THE RECORDS:
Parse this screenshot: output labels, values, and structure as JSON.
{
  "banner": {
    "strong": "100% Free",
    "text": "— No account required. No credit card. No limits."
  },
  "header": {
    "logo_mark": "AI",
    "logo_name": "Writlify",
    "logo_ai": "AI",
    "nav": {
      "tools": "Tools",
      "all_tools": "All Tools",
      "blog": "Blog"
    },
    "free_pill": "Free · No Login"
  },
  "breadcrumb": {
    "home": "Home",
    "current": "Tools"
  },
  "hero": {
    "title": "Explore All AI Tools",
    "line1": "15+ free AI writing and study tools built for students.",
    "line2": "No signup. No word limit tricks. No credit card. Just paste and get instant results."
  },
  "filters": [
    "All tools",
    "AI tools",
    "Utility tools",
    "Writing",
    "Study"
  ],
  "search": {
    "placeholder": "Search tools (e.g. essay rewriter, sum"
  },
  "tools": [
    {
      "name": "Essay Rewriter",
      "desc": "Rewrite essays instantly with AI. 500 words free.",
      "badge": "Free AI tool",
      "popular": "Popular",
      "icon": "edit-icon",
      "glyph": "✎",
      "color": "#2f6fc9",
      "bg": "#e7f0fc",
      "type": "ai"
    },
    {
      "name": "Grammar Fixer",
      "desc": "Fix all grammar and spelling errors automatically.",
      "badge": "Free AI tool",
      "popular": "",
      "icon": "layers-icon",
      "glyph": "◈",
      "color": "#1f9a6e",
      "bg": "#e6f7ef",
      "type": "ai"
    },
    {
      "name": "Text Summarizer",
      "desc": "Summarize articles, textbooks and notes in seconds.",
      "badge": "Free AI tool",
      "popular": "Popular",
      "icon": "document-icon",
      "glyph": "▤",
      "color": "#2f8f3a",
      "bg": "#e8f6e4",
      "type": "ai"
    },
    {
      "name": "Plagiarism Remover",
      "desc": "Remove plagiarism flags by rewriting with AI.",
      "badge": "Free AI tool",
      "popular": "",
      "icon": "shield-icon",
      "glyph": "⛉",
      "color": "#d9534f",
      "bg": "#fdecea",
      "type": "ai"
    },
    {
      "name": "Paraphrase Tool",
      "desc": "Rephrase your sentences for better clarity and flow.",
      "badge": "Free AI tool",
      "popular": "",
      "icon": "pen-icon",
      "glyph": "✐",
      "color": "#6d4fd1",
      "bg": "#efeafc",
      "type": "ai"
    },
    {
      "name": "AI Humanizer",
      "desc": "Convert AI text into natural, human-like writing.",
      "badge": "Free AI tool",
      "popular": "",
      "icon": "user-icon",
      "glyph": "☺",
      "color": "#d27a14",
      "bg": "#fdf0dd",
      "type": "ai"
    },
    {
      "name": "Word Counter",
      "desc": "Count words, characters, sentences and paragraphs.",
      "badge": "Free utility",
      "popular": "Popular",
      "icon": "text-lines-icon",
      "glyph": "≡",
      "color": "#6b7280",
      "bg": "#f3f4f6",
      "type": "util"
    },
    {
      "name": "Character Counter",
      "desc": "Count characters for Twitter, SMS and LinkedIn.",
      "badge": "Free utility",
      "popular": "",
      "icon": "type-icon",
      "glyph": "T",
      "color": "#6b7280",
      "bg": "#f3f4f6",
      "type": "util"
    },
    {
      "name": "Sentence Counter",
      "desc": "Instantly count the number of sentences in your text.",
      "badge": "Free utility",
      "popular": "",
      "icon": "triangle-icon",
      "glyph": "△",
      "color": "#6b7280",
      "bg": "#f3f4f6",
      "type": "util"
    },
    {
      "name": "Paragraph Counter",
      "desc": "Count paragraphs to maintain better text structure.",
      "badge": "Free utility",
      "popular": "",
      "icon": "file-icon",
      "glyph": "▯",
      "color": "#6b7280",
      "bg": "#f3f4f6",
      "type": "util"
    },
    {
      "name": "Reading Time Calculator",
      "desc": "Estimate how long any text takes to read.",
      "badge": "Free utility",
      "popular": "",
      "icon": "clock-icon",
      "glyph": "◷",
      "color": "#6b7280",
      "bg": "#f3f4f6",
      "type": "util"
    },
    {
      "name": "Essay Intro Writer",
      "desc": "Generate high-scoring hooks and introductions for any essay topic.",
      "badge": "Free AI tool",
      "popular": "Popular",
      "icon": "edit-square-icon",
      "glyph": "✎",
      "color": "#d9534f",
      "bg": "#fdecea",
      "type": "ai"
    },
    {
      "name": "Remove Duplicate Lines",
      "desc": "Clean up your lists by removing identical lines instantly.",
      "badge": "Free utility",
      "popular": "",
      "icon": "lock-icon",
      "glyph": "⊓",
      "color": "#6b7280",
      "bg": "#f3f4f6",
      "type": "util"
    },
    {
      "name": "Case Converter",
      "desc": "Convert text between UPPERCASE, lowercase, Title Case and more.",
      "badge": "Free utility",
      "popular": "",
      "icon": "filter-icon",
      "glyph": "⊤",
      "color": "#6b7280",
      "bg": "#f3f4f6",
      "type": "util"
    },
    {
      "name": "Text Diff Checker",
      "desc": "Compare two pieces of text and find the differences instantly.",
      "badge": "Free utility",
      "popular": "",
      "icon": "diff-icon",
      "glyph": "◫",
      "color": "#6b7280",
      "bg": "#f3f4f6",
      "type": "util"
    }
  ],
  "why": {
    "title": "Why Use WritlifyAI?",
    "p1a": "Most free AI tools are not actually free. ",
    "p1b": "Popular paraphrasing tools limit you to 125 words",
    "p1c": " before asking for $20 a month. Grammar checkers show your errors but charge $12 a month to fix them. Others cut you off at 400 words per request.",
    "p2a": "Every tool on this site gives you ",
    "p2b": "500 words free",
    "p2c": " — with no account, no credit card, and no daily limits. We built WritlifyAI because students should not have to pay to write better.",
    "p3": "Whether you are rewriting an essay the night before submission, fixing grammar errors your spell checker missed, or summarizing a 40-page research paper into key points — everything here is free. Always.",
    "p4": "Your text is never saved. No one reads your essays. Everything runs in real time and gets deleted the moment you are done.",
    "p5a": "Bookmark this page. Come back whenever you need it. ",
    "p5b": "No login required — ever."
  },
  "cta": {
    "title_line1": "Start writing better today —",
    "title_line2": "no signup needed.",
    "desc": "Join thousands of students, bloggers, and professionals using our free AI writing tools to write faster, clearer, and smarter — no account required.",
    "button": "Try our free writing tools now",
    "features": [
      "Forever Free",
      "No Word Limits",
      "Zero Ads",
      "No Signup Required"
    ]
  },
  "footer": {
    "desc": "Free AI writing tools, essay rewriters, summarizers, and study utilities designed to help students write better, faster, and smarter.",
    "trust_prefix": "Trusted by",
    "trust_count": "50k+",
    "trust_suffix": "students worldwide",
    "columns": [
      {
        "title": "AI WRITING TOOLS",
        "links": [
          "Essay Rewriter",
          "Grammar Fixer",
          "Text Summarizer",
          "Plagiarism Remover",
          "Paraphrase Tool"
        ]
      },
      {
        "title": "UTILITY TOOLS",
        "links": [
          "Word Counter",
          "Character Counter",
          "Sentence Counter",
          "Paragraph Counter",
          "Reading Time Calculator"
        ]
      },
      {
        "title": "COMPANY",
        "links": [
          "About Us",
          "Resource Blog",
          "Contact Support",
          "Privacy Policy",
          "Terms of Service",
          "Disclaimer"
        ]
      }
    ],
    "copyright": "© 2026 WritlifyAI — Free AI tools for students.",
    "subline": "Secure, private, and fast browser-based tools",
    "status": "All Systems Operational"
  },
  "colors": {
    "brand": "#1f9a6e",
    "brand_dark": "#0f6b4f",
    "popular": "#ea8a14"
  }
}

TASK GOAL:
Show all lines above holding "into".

ANSWER SECTION:
      "desc": "Convert AI text into natural, human-like writing.",
    "p3": "Whether you are rewriting an essay the night before submission, fixing grammar errors your spell checker missed, or summarizing a 40-page research paper into key points — everything here is free. Always.",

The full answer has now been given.